## Exercise directions
Below are records to reproduce in full; copy them exactly but keep the pictures out.

Website and app data records
= = =

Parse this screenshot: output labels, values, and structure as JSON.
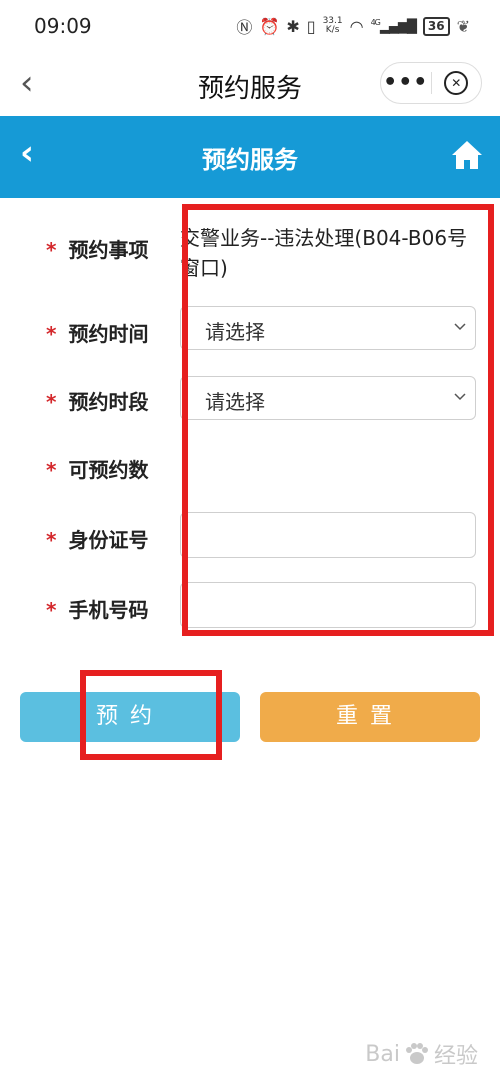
{
  "status_bar": {
    "time": "09:09",
    "net_speed_top": "33.1",
    "net_speed_bottom": "K/s",
    "signal": "4G",
    "battery": "36"
  },
  "wechat_nav": {
    "title": "预约服务",
    "more": "•••"
  },
  "header": {
    "title": "预约服务"
  },
  "form": {
    "item_label": "预约事项",
    "item_value": "交警业务--违法处理(B04-B06号窗口)",
    "date_label": "预约时间",
    "date_value": "请选择",
    "slot_label": "预约时段",
    "slot_value": "请选择",
    "count_label": "可预约数",
    "count_value": "",
    "id_label": "身份证号",
    "id_value": "",
    "phone_label": "手机号码",
    "phone_value": "",
    "required_mark": "*"
  },
  "buttons": {
    "book": "预约",
    "reset": "重置"
  },
  "watermark": {
    "text": "Bai",
    "text2": "经验"
  },
  "colors": {
    "header_bg": "#169ad6",
    "book_bg": "#5bbfe0",
    "reset_bg": "#f0ab4a",
    "required": "#d4282c",
    "annotation": "#e61f1f"
  }
}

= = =

## Result of the task
Parse this screenshot: output labels, values, and structure as JSON.
{
  "status_bar": {
    "time": "09:09",
    "net_speed_top": "33.1",
    "net_speed_bottom": "K/s",
    "signal": "4G",
    "battery": "36"
  },
  "wechat_nav": {
    "title": "预约服务",
    "more": "•••"
  },
  "header": {
    "title": "预约服务"
  },
  "form": {
    "item_label": "预约事项",
    "item_value": "交警业务--违法处理(B04-B06号窗口)",
    "date_label": "预约时间",
    "date_value": "请选择",
    "slot_label": "预约时段",
    "slot_value": "请选择",
    "count_label": "可预约数",
    "count_value": "",
    "id_label": "身份证号",
    "id_value": "",
    "phone_label": "手机号码",
    "phone_value": "",
    "required_mark": "*"
  },
  "buttons": {
    "book": "预约",
    "reset": "重置"
  },
  "watermark": {
    "text": "Bai",
    "text2": "经验"
  },
  "colors": {
    "header_bg": "#169ad6",
    "book_bg": "#5bbfe0",
    "reset_bg": "#f0ab4a",
    "required": "#d4282c",
    "annotation": "#e61f1f"
  }
}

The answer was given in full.